Data for the task:
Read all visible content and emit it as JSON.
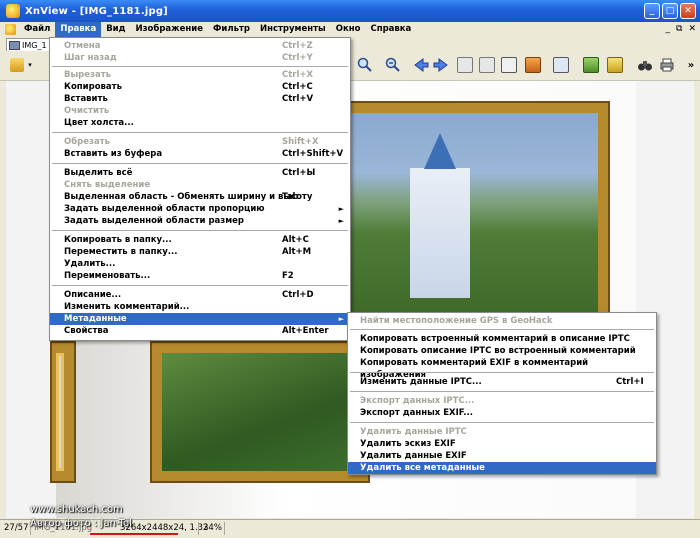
{
  "window": {
    "title": "XnView - [IMG_1181.jpg]",
    "controls": {
      "minimize": "_",
      "maximize": "□",
      "close": "✕"
    }
  },
  "menubar": {
    "items": [
      "Файл",
      "Правка",
      "Вид",
      "Изображение",
      "Фильтр",
      "Инструменты",
      "Окно",
      "Справка"
    ],
    "active_index": 1,
    "mdi_controls": [
      "_",
      "⧉",
      "✕"
    ]
  },
  "tab": {
    "label": "IMG_1"
  },
  "toolbar": {
    "icons": [
      "browse-icon",
      "dropdown-arrow-icon",
      "zoom-in-icon",
      "zoom-out-icon",
      "previous-icon",
      "next-icon",
      "fit-icon",
      "actual-size-icon",
      "fullscreen-icon",
      "slideshow-icon",
      "rotate-icon",
      "properties-icon",
      "convert-icon",
      "binoculars-icon",
      "print-icon",
      "more-icon"
    ],
    "more_label": "»"
  },
  "edit_menu": {
    "items": [
      {
        "label": "Отмена",
        "shortcut": "Ctrl+Z",
        "disabled": true
      },
      {
        "label": "Шаг назад",
        "shortcut": "Ctrl+Y",
        "disabled": true
      },
      {
        "label": "Вырезать",
        "shortcut": "Ctrl+X",
        "disabled": true
      },
      {
        "label": "Копировать",
        "shortcut": "Ctrl+C",
        "disabled": false
      },
      {
        "label": "Вставить",
        "shortcut": "Ctrl+V",
        "disabled": false
      },
      {
        "label": "Очистить",
        "shortcut": "",
        "disabled": true
      },
      {
        "label": "Цвет холста...",
        "shortcut": "",
        "disabled": false
      },
      {
        "label": "Обрезать",
        "shortcut": "Shift+X",
        "disabled": true
      },
      {
        "label": "Вставить из буфера",
        "shortcut": "Ctrl+Shift+V",
        "disabled": false
      },
      {
        "label": "Выделить всё",
        "shortcut": "Ctrl+Ы",
        "disabled": false
      },
      {
        "label": "Снять выделение",
        "shortcut": "",
        "disabled": true
      },
      {
        "label": "Выделенная область - Обменять ширину и высоту",
        "shortcut": "Tab",
        "disabled": false
      },
      {
        "label": "Задать выделенной области пропорцию",
        "shortcut": "",
        "disabled": false,
        "submenu": true
      },
      {
        "label": "Задать выделенной области размер",
        "shortcut": "",
        "disabled": false,
        "submenu": true
      },
      {
        "label": "Копировать в папку...",
        "shortcut": "Alt+C",
        "disabled": false
      },
      {
        "label": "Переместить в папку...",
        "shortcut": "Alt+M",
        "disabled": false
      },
      {
        "label": "Удалить...",
        "shortcut": "",
        "disabled": false
      },
      {
        "label": "Переименовать...",
        "shortcut": "F2",
        "disabled": false
      },
      {
        "label": "Описание...",
        "shortcut": "Ctrl+D",
        "disabled": false
      },
      {
        "label": "Изменить комментарий...",
        "shortcut": "",
        "disabled": false
      },
      {
        "label": "Метаданные",
        "shortcut": "",
        "disabled": false,
        "submenu": true,
        "highlighted": true
      },
      {
        "label": "Свойства",
        "shortcut": "Alt+Enter",
        "disabled": false
      }
    ],
    "submenu_arrow": "►"
  },
  "metadata_submenu": {
    "items": [
      {
        "label": "Найти местоположение GPS в GeoHack",
        "shortcut": "",
        "disabled": true
      },
      {
        "label": "Копировать встроенный комментарий в описание IPTC",
        "shortcut": "",
        "disabled": false
      },
      {
        "label": "Копировать описание IPTC во встроенный комментарий",
        "shortcut": "",
        "disabled": false
      },
      {
        "label": "Копировать комментарий EXIF в комментарий изображения",
        "shortcut": "",
        "disabled": false
      },
      {
        "label": "Изменить данные IPTC...",
        "shortcut": "Ctrl+I",
        "disabled": false
      },
      {
        "label": "Экспорт данных IPTC...",
        "shortcut": "",
        "disabled": true
      },
      {
        "label": "Экспорт данных EXIF...",
        "shortcut": "",
        "disabled": false
      },
      {
        "label": "Удалить данные IPTC",
        "shortcut": "",
        "disabled": true
      },
      {
        "label": "Удалить эскиз EXIF",
        "shortcut": "",
        "disabled": false
      },
      {
        "label": "Удалить данные EXIF",
        "shortcut": "",
        "disabled": false
      },
      {
        "label": "Удалить все метаданные",
        "shortcut": "",
        "disabled": false,
        "highlighted": true
      }
    ]
  },
  "statusbar": {
    "position": "27/57",
    "file_info": "IMG_1181.jpg",
    "dimensions": "3264x2448x24, 1.33",
    "zoom": "24%"
  },
  "watermark": {
    "site": "www.shukach.com",
    "author": "Автор фото : Jan-Tol"
  },
  "colors": {
    "highlight": "#316ac5",
    "titlebar": "#1f5fd8",
    "disabled_text": "#a7a59c"
  }
}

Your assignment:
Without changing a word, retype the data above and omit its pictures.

Answer to this problem:
Read all visible content and emit it as JSON.
{
  "window": {
    "title": "XnView - [IMG_1181.jpg]",
    "controls": {
      "minimize": "_",
      "maximize": "□",
      "close": "✕"
    }
  },
  "menubar": {
    "items": [
      "Файл",
      "Правка",
      "Вид",
      "Изображение",
      "Фильтр",
      "Инструменты",
      "Окно",
      "Справка"
    ],
    "active_index": 1,
    "mdi_controls": [
      "_",
      "⧉",
      "✕"
    ]
  },
  "tab": {
    "label": "IMG_1"
  },
  "toolbar": {
    "icons": [
      "browse-icon",
      "dropdown-arrow-icon",
      "zoom-in-icon",
      "zoom-out-icon",
      "previous-icon",
      "next-icon",
      "fit-icon",
      "actual-size-icon",
      "fullscreen-icon",
      "slideshow-icon",
      "rotate-icon",
      "properties-icon",
      "convert-icon",
      "binoculars-icon",
      "print-icon",
      "more-icon"
    ],
    "more_label": "»"
  },
  "edit_menu": {
    "items": [
      {
        "label": "Отмена",
        "shortcut": "Ctrl+Z",
        "disabled": true
      },
      {
        "label": "Шаг назад",
        "shortcut": "Ctrl+Y",
        "disabled": true
      },
      {
        "label": "Вырезать",
        "shortcut": "Ctrl+X",
        "disabled": true
      },
      {
        "label": "Копировать",
        "shortcut": "Ctrl+C",
        "disabled": false
      },
      {
        "label": "Вставить",
        "shortcut": "Ctrl+V",
        "disabled": false
      },
      {
        "label": "Очистить",
        "shortcut": "",
        "disabled": true
      },
      {
        "label": "Цвет холста...",
        "shortcut": "",
        "disabled": false
      },
      {
        "label": "Обрезать",
        "shortcut": "Shift+X",
        "disabled": true
      },
      {
        "label": "Вставить из буфера",
        "shortcut": "Ctrl+Shift+V",
        "disabled": false
      },
      {
        "label": "Выделить всё",
        "shortcut": "Ctrl+Ы",
        "disabled": false
      },
      {
        "label": "Снять выделение",
        "shortcut": "",
        "disabled": true
      },
      {
        "label": "Выделенная область - Обменять ширину и высоту",
        "shortcut": "Tab",
        "disabled": false
      },
      {
        "label": "Задать выделенной области пропорцию",
        "shortcut": "",
        "disabled": false,
        "submenu": true
      },
      {
        "label": "Задать выделенной области размер",
        "shortcut": "",
        "disabled": false,
        "submenu": true
      },
      {
        "label": "Копировать в папку...",
        "shortcut": "Alt+C",
        "disabled": false
      },
      {
        "label": "Переместить в папку...",
        "shortcut": "Alt+M",
        "disabled": false
      },
      {
        "label": "Удалить...",
        "shortcut": "",
        "disabled": false
      },
      {
        "label": "Переименовать...",
        "shortcut": "F2",
        "disabled": false
      },
      {
        "label": "Описание...",
        "shortcut": "Ctrl+D",
        "disabled": false
      },
      {
        "label": "Изменить комментарий...",
        "shortcut": "",
        "disabled": false
      },
      {
        "label": "Метаданные",
        "shortcut": "",
        "disabled": false,
        "submenu": true,
        "highlighted": true
      },
      {
        "label": "Свойства",
        "shortcut": "Alt+Enter",
        "disabled": false
      }
    ],
    "submenu_arrow": "►"
  },
  "metadata_submenu": {
    "items": [
      {
        "label": "Найти местоположение GPS в GeoHack",
        "shortcut": "",
        "disabled": true
      },
      {
        "label": "Копировать встроенный комментарий в описание IPTC",
        "shortcut": "",
        "disabled": false
      },
      {
        "label": "Копировать описание IPTC во встроенный комментарий",
        "shortcut": "",
        "disabled": false
      },
      {
        "label": "Копировать комментарий EXIF в комментарий изображения",
        "shortcut": "",
        "disabled": false
      },
      {
        "label": "Изменить данные IPTC...",
        "shortcut": "Ctrl+I",
        "disabled": false
      },
      {
        "label": "Экспорт данных IPTC...",
        "shortcut": "",
        "disabled": true
      },
      {
        "label": "Экспорт данных EXIF...",
        "shortcut": "",
        "disabled": false
      },
      {
        "label": "Удалить данные IPTC",
        "shortcut": "",
        "disabled": true
      },
      {
        "label": "Удалить эскиз EXIF",
        "shortcut": "",
        "disabled": false
      },
      {
        "label": "Удалить данные EXIF",
        "shortcut": "",
        "disabled": false
      },
      {
        "label": "Удалить все метаданные",
        "shortcut": "",
        "disabled": false,
        "highlighted": true
      }
    ]
  },
  "statusbar": {
    "position": "27/57",
    "file_info": "IMG_1181.jpg",
    "dimensions": "3264x2448x24, 1.33",
    "zoom": "24%"
  },
  "watermark": {
    "site": "www.shukach.com",
    "author": "Автор фото : Jan-Tol"
  },
  "colors": {
    "highlight": "#316ac5",
    "titlebar": "#1f5fd8",
    "disabled_text": "#a7a59c"
  }
}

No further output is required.